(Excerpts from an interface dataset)
-- -- --
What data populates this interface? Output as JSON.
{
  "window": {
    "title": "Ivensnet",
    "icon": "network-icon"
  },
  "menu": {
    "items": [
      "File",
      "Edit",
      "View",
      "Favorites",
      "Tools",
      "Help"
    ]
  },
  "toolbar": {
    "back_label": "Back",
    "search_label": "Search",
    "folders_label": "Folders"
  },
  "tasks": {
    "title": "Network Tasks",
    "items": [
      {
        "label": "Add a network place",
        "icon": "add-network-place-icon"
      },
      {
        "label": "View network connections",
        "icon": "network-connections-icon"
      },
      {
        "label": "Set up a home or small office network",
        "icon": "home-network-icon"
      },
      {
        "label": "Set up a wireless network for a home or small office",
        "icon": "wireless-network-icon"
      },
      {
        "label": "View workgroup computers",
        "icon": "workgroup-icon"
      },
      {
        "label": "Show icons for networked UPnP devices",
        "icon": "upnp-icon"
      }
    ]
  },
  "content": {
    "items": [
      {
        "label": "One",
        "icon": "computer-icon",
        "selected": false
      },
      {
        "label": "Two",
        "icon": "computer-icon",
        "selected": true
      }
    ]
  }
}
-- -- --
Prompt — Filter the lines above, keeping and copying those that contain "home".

Output —
        "label": "Set up a home or small office network",
        "icon": "home-network-icon"
        "label": "Set up a wireless network for a home or small office",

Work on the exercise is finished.